I located an intact Cascade Basalt hexagonal stone without invisible faults, testing the work by the sound of its resonant, musical “ping.” A “spalted” stone, i.e. one with microscopic cracks, will not resonate. Then I began working it into the piece I later named “Psyche”, thus titled because of the meditative-painstaking process of sculpting the complex, interwoven contours. Over several months, I exorcised many demons while cutting and then finishing it through multiple, successive wet polishing steps (60 to 10,000) of diamond grit. When Psyche is oiled and shiny, it is gorgeous.

Below are a few pictures of the progression of Psyche from a 6 foot, 6000 lb hexagonal basalt column into its final, polished form:

Currently I am working basalt with a diamond chain saw to sculpt longer pieces. After making several plunge-cuts with the chain saw into the body of a 15′ column,

Making a “Plunge Cut” with hydraulic Diamond Chain Saw

I split the basalt using the same process developed by the Romans, i.e., I drive wooden shims into the cut crevices and wet them repeatedly until the expanding wood splits the stone.
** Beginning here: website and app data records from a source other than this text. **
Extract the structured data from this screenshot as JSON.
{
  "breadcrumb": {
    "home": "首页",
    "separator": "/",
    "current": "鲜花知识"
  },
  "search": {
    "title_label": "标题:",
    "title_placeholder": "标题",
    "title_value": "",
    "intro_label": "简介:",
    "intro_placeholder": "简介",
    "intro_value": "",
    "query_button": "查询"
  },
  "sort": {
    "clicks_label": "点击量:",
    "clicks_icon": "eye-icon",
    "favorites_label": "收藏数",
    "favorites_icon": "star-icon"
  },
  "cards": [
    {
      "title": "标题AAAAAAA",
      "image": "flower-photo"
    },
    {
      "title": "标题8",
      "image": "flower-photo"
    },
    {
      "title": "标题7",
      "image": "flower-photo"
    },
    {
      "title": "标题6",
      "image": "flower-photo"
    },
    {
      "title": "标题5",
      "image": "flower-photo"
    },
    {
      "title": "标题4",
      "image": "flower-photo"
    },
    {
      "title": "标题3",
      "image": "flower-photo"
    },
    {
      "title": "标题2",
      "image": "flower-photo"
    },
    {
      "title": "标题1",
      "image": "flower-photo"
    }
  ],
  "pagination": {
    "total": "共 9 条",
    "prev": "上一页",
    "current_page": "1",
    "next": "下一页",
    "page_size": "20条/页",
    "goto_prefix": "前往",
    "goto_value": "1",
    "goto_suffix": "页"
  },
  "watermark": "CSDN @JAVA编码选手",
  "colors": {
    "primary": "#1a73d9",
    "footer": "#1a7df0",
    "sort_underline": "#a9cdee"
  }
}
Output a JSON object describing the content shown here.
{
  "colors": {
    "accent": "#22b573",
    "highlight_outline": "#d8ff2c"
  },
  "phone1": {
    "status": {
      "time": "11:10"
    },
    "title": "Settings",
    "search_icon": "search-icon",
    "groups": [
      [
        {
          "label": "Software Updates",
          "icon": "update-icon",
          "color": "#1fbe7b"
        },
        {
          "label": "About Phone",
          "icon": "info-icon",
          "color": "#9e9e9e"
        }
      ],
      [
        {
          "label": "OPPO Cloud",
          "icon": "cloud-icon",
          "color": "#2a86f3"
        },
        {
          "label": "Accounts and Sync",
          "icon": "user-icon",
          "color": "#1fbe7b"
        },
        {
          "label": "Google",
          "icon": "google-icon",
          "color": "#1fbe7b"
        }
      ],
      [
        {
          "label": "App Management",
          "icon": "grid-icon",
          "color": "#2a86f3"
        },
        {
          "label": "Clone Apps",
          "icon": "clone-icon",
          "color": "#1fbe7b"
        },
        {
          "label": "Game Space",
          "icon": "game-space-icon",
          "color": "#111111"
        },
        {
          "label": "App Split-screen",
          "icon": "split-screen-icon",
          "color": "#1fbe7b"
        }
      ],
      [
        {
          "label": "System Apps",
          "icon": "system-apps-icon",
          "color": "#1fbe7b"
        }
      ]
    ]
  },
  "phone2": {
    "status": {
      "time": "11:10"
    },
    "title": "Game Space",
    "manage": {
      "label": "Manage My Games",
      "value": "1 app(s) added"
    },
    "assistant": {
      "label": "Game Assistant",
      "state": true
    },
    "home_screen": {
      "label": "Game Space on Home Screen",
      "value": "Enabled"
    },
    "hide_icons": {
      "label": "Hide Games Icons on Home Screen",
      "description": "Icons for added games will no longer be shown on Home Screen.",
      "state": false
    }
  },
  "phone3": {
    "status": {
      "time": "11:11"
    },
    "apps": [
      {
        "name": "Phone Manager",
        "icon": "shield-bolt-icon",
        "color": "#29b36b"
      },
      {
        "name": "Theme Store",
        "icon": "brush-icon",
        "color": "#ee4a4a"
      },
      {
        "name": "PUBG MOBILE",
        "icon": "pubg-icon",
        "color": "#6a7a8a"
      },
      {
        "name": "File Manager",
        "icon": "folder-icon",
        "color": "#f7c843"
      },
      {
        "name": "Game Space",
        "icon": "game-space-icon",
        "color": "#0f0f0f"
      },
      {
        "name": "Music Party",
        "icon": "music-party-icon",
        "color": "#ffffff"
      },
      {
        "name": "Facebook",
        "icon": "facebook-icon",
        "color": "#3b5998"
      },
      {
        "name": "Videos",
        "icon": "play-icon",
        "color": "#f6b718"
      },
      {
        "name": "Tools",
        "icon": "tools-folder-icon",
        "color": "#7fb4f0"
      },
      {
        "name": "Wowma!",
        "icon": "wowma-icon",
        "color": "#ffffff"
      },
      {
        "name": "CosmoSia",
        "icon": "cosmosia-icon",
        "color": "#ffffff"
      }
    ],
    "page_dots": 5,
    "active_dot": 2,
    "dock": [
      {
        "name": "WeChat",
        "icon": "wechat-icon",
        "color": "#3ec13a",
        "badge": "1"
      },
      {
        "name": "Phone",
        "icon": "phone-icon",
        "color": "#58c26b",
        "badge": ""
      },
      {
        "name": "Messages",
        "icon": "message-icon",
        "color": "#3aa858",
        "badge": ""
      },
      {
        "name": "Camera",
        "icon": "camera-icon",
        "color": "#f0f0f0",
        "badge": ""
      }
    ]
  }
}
Then I polish the split surfaces.

The above stone, one of three, 3-piece sculptures, is called “Sirens” The final piece of this work will be embedded in 2022.


  1. Geoff Stamper on March 28, 2022 at 3:04 pm

    Fascinating process. Impressive result. Do not slow down, you seem to be hitting your stride as you age.

    • GarLaSalle on April 1, 2022 at 4:45 pm

      …not enough time for all the shiny things out there, Geoff.

  2. John McCoy on April 22, 2022 at 8:23 am

    Beautiful and impressive, Gar. And here I am, approaching my 75th birthday, and only now learning about spalted stone, wetted wooden shims, and diamond-tipped chain saws (Can I get one at Ace?)

  3. Robin Jennings on April 22, 2022 at 1:34 pm

    Dear Gar,
    Of course I am impressed by all your work but I am gratefulthat you send it to me for observation. Psyche is of course, proabably one of your fans’ favorites as it looks less like stone than the other two projects.
    so good to hear from you. I may write to your mailing address having been stonewalled in getting anything to you otherwise.